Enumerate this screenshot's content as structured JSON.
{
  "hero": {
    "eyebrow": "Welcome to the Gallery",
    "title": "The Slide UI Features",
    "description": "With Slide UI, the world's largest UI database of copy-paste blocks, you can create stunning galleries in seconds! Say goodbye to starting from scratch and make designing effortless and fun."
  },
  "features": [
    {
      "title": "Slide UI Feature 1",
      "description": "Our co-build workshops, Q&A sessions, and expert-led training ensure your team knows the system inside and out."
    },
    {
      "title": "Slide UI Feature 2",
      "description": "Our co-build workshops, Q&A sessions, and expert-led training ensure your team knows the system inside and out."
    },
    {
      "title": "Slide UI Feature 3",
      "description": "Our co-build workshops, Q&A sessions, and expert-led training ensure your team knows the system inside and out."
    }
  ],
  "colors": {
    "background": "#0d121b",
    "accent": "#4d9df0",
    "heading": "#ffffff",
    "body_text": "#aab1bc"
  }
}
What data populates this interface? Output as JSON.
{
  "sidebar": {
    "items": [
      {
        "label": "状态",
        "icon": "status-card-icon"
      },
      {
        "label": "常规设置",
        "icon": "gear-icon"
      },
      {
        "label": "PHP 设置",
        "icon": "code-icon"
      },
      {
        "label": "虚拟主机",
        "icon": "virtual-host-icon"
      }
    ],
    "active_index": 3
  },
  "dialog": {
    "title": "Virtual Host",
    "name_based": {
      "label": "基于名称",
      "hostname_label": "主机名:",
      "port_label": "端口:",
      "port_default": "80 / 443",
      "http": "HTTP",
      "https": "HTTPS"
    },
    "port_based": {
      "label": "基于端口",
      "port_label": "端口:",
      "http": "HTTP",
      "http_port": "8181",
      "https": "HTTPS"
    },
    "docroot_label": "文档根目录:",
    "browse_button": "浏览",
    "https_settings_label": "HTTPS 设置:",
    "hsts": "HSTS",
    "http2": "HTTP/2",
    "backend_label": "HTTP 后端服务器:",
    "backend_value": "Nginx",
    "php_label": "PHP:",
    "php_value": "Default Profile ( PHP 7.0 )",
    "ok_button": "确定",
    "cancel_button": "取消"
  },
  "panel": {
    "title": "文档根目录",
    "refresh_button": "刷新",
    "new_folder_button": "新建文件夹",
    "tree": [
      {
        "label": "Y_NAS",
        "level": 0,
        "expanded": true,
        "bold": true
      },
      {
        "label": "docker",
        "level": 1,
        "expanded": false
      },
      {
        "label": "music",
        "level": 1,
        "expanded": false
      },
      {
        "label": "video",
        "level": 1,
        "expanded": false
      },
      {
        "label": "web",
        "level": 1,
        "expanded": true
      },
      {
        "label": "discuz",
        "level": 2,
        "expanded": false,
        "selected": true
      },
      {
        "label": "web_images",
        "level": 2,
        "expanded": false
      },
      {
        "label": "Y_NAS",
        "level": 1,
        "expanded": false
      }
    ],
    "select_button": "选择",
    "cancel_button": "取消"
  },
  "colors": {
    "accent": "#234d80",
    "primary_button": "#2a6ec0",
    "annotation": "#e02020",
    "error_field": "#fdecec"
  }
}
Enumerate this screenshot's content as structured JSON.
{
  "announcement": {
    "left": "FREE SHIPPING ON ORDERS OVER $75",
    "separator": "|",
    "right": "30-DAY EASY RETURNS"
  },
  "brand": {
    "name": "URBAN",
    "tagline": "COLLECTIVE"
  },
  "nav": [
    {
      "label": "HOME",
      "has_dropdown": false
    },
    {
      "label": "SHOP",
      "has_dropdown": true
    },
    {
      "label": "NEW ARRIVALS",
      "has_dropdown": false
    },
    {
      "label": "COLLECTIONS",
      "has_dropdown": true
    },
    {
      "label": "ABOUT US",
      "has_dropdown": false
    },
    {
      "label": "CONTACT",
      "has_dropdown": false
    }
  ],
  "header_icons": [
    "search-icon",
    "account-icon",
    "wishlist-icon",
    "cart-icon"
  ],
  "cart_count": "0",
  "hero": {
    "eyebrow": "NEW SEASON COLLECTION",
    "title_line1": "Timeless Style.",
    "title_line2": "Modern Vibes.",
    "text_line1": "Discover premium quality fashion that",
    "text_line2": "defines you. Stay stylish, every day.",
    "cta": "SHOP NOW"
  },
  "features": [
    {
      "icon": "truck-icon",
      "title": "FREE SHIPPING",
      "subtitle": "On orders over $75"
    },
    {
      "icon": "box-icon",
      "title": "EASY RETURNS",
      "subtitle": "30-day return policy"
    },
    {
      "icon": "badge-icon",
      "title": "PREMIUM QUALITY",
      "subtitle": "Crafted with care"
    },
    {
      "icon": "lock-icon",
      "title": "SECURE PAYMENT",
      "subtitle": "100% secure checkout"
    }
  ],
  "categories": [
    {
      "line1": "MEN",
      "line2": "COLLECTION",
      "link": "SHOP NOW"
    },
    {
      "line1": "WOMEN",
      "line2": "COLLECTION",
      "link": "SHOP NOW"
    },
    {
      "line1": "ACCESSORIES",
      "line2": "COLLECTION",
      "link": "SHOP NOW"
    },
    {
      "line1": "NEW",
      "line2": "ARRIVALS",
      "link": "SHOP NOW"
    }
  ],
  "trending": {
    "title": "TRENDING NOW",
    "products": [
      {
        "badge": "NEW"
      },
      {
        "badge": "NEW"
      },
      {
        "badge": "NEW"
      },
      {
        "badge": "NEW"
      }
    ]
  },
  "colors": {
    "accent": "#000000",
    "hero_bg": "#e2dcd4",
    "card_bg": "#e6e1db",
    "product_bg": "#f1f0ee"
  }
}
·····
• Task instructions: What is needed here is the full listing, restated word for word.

• Finished task:
Enumerate this screenshot's content as structured JSON.
{
  "hero": {
    "eyebrow": "Welcome to the Gallery",
    "title": "The Slide UI Features",
    "description": "With Slide UI, the world's largest UI database of copy-paste blocks, you can create stunning galleries in seconds! Say goodbye to starting from scratch and make designing effortless and fun."
  },
  "features": [
    {
      "title": "Slide UI Feature 1",
      "description": "Our co-build workshops, Q&A sessions, and expert-led training ensure your team knows the system inside and out."
    },
    {
      "title": "Slide UI Feature 2",
      "description": "Our co-build workshops, Q&A sessions, and expert-led training ensure your team knows the system inside and out."
    },
    {
      "title": "Slide UI Feature 3",
      "description": "Our co-build workshops, Q&A sessions, and expert-led training ensure your team knows the system inside and out."
    }
  ],
  "colors": {
    "background": "#0d121b",
    "accent": "#4d9df0",
    "heading": "#ffffff",
    "body_text": "#aab1bc"
  }
}
What data populates this interface? Output as JSON.
{
  "sidebar": {
    "items": [
      {
        "label": "状态",
        "icon": "status-card-icon"
      },
      {
        "label": "常规设置",
        "icon": "gear-icon"
      },
      {
        "label": "PHP 设置",
        "icon": "code-icon"
      },
      {
        "label": "虚拟主机",
        "icon": "virtual-host-icon"
      }
    ],
    "active_index": 3
  },
  "dialog": {
    "title": "Virtual Host",
    "name_based": {
      "label": "基于名称",
      "hostname_label": "主机名:",
      "port_label": "端口:",
      "port_default": "80 / 443",
      "http": "HTTP",
      "https": "HTTPS"
    },
    "port_based": {
      "label": "基于端口",
      "port_label": "端口:",
      "http": "HTTP",
      "http_port": "8181",
      "https": "HTTPS"
    },
    "docroot_label": "文档根目录:",
    "browse_button": "浏览",
    "https_settings_label": "HTTPS 设置:",
    "hsts": "HSTS",
    "http2": "HTTP/2",
    "backend_label": "HTTP 后端服务器:",
    "backend_value": "Nginx",
    "php_label": "PHP:",
    "php_value": "Default Profile ( PHP 7.0 )",
    "ok_button": "确定",
    "cancel_button": "取消"
  },
  "panel": {
    "title": "文档根目录",
    "refresh_button": "刷新",
    "new_folder_button": "新建文件夹",
    "tree": [
      {
        "label": "Y_NAS",
        "level": 0,
        "expanded": true,
        "bold": true
      },
      {
        "label": "docker",
        "level": 1,
        "expanded": false
      },
      {
        "label": "music",
        "level": 1,
        "expanded": false
      },
      {
        "label": "video",
        "level": 1,
        "expanded": false
      },
      {
        "label": "web",
        "level": 1,
        "expanded": true
      },
      {
        "label": "discuz",
        "level": 2,
        "expanded": false,
        "selected": true
      },
      {
        "label": "web_images",
        "level": 2,
        "expanded": false
      },
      {
        "label": "Y_NAS",
        "level": 1,
        "expanded": false
      }
    ],
    "select_button": "选择",
    "cancel_button": "取消"
  },
  "colors": {
    "accent": "#234d80",
    "primary_button": "#2a6ec0",
    "annotation": "#e02020",
    "error_field": "#fdecec"
  }
}
Enumerate this screenshot's content as structured JSON.
{
  "announcement": {
    "left": "FREE SHIPPING ON ORDERS OVER $75",
    "separator": "|",
    "right": "30-DAY EASY RETURNS"
  },
  "brand": {
    "name": "URBAN",
    "tagline": "COLLECTIVE"
  },
  "nav": [
    {
      "label": "HOME",
      "has_dropdown": false
    },
    {
      "label": "SHOP",
      "has_dropdown": true
    },
    {
      "label": "NEW ARRIVALS",
      "has_dropdown": false
    },
    {
      "label": "COLLECTIONS",
      "has_dropdown": true
    },
    {
      "label": "ABOUT US",
      "has_dropdown": false
    },
    {
      "label": "CONTACT",
      "has_dropdown": false
    }
  ],
  "header_icons": [
    "search-icon",
    "account-icon",
    "wishlist-icon",
    "cart-icon"
  ],
  "cart_count": "0",
  "hero": {
    "eyebrow": "NEW SEASON COLLECTION",
    "title_line1": "Timeless Style.",
    "title_line2": "Modern Vibes.",
    "text_line1": "Discover premium quality fashion that",
    "text_line2": "defines you. Stay stylish, every day.",
    "cta": "SHOP NOW"
  },
  "features": [
    {
      "icon": "truck-icon",
      "title": "FREE SHIPPING",
      "subtitle": "On orders over $75"
    },
    {
      "icon": "box-icon",
      "title": "EASY RETURNS",
      "subtitle": "30-day return policy"
    },
    {
      "icon": "badge-icon",
      "title": "PREMIUM QUALITY",
      "subtitle": "Crafted with care"
    },
    {
      "icon": "lock-icon",
      "title": "SECURE PAYMENT",
      "subtitle": "100% secure checkout"
    }
  ],
  "categories": [
    {
      "line1": "MEN",
      "line2": "COLLECTION",
      "link": "SHOP NOW"
    },
    {
      "line1": "WOMEN",
      "line2": "COLLECTION",
      "link": "SHOP NOW"
    },
    {
      "line1": "ACCESSORIES",
      "line2": "COLLECTION",
      "link": "SHOP NOW"
    },
    {
      "line1": "NEW",
      "line2": "ARRIVALS",
      "link": "SHOP NOW"
    }
  ],
  "trending": {
    "title": "TRENDING NOW",
    "products": [
      {
        "badge": "NEW"
      },
      {
        "badge": "NEW"
      },
      {
        "badge": "NEW"
      },
      {
        "badge": "NEW"
      }
    ]
  },
  "colors": {
    "accent": "#000000",
    "hero_bg": "#e2dcd4",
    "card_bg": "#e6e1db",
    "product_bg": "#f1f0ee"
  }
}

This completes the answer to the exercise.